I'll come clean. Broad beans frighten me. Needed to share that with the group.
'Not really very fond of them'. I've been telling other plot holders cheerily. Deep down I knew the truth.
Started sowing them in Autumn 2006 - the first year I had my plot. Fired up by the likes of Jamie Oliver - I don't know what you think but I feel his kitchen gardening books give the impression that if you 'kinda' throw them in the soil, (casually like) you'll turn round in a few weeks and end up with a lovely entree to share with your mates.
It didn't work. First time round, the mice ate them. Tried sowing at home in my little greenhouses. Put them in empty loo rolls (fairly traded and non-chlorine bleached of course). This didn't do the business either. Found out later if your soil is really heavy (like mine was before I lightened it up with fifty bags of rabbit manure - yes, there's another story...) then an Autumn sowing can be difficult.
Not to be put off I tried again the following Spring. Loo rolls were fine, but I left the seedlings in them for too long and planted them out too early. My Cherry Plum wind breaks weren't big enough to shelter them. They got buffeted about too much and finally a sudden late frost finished them off. Talk about embarrassing. Every one says broad beans are so easy.
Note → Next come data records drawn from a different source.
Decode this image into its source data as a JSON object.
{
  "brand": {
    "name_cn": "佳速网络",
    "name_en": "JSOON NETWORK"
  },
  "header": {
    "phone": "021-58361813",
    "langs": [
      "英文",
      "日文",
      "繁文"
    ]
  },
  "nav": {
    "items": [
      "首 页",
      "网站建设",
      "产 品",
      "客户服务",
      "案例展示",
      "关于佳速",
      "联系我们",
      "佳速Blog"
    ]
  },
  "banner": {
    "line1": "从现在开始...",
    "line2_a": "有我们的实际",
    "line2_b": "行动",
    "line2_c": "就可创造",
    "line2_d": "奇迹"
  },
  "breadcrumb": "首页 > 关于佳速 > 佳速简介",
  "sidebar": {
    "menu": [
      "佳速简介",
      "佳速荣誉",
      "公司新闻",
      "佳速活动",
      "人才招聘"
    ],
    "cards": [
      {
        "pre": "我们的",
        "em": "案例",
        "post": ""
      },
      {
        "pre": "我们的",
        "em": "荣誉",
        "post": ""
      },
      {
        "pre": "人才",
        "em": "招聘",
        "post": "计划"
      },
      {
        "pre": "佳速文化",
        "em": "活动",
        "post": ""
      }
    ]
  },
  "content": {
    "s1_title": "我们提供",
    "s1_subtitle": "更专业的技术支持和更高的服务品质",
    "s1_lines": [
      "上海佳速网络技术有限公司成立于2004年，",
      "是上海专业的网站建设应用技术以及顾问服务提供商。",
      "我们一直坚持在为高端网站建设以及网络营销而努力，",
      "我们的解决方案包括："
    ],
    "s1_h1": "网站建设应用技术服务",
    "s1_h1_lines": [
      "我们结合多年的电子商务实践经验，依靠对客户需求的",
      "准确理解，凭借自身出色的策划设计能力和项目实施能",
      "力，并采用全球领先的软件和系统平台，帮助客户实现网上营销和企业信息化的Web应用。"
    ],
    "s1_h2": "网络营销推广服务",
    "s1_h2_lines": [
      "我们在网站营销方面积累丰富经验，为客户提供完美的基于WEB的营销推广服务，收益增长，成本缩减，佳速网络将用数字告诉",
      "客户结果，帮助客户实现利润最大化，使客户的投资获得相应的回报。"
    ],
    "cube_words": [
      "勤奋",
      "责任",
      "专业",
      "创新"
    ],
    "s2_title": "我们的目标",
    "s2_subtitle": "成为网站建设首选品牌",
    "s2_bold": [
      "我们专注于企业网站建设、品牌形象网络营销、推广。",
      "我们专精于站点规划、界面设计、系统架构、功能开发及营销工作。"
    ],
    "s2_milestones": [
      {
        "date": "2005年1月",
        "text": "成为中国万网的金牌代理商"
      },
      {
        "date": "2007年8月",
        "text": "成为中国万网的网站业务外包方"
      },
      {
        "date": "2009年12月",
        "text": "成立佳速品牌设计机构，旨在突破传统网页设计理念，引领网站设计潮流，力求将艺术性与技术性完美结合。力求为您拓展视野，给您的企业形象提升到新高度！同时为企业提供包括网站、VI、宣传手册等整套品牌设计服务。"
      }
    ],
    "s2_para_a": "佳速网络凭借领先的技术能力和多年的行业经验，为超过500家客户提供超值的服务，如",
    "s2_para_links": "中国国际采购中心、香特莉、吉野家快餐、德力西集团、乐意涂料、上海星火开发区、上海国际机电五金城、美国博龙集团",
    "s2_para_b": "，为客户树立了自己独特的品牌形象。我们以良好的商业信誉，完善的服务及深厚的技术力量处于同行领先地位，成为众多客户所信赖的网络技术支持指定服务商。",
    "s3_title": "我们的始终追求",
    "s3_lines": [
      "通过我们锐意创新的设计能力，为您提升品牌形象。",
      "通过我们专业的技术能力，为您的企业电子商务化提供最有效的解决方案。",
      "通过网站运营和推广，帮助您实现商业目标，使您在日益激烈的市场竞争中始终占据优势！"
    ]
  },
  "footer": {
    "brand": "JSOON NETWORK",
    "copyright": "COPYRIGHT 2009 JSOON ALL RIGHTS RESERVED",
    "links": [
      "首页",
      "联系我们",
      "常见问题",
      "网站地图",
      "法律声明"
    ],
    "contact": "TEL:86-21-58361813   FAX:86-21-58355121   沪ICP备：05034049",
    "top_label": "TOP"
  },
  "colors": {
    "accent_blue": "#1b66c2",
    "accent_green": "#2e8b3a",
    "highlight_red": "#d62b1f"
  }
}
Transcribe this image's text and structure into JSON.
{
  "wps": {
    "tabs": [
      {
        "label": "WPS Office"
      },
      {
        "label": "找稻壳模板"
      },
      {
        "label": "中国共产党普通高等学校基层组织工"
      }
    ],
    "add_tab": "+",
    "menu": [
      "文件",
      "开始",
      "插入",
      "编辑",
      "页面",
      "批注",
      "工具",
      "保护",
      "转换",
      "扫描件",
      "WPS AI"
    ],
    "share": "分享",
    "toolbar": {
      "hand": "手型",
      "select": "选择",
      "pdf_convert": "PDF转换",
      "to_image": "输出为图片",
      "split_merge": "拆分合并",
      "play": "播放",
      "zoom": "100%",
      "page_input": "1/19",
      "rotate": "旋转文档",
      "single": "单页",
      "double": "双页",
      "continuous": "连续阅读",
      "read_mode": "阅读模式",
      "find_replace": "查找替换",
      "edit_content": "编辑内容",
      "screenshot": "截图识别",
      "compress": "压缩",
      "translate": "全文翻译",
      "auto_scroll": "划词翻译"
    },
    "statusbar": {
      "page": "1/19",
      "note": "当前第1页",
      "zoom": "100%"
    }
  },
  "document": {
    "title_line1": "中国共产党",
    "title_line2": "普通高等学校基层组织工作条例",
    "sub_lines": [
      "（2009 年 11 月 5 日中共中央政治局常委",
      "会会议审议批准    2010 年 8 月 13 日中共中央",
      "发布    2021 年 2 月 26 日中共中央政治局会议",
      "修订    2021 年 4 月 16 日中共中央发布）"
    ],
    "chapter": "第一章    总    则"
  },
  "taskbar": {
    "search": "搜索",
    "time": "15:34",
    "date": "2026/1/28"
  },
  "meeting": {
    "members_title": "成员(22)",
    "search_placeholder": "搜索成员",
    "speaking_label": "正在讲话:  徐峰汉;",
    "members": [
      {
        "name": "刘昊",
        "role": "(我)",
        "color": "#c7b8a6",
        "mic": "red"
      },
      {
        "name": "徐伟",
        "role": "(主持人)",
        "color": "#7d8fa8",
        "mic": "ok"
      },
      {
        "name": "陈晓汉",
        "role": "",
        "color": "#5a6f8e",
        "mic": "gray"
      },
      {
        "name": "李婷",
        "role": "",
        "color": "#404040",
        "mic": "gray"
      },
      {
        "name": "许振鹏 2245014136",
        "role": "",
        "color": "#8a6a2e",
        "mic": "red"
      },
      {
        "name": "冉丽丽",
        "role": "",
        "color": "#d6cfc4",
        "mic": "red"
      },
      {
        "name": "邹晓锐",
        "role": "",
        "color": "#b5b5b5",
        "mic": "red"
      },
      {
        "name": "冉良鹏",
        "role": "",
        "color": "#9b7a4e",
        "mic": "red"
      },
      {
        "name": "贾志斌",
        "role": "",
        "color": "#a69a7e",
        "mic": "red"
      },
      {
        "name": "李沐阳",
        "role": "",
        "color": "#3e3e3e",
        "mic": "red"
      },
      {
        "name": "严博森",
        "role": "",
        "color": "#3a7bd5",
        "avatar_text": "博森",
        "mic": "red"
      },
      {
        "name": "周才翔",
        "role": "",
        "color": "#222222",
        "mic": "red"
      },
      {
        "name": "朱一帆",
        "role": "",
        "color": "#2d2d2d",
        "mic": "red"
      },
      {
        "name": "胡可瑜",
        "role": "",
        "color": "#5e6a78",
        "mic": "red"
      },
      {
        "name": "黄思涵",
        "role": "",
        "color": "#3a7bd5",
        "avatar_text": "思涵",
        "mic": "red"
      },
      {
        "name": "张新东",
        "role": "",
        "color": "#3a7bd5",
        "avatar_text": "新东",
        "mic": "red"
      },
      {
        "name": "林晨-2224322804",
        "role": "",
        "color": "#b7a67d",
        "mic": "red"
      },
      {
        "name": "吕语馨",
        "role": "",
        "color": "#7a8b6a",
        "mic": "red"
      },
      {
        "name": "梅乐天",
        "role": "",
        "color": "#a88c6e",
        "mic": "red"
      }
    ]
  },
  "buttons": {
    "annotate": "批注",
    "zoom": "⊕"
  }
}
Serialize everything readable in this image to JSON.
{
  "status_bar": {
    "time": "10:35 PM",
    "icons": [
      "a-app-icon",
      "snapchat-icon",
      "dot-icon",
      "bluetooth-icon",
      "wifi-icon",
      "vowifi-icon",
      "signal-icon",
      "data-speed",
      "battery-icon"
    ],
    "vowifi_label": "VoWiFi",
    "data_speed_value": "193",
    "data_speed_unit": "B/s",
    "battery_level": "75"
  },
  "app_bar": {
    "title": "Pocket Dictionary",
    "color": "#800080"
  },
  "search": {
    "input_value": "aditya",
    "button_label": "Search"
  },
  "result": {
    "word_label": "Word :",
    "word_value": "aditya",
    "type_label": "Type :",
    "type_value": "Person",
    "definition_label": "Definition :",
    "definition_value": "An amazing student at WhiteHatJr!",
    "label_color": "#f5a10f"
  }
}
Third time round (last year) inspired by those posh heritage seed pictures on 'Daughter of the Soil's blog I planted crimson flowered ones.
With the excuse that there was so much 'structural' work still to do on the plot (I mean taking away bagfuls of broken glass, crisp bags...) I hardly looked at the growing plants, never checked them, didn't pinch the tops out at the right time. So when chocolate spot (a fungal disease) and blackfly moved in and clouded my purple lovelies I just sighed and left them to it. I realised too late. I was simply in denial.
So I'll look in the mirror and say: 'TODAY IS A NEW DAY'.
I'm sowing Aqualdulce Claudia.
Every two weeks in succession.
Feel the fear and do it anyway.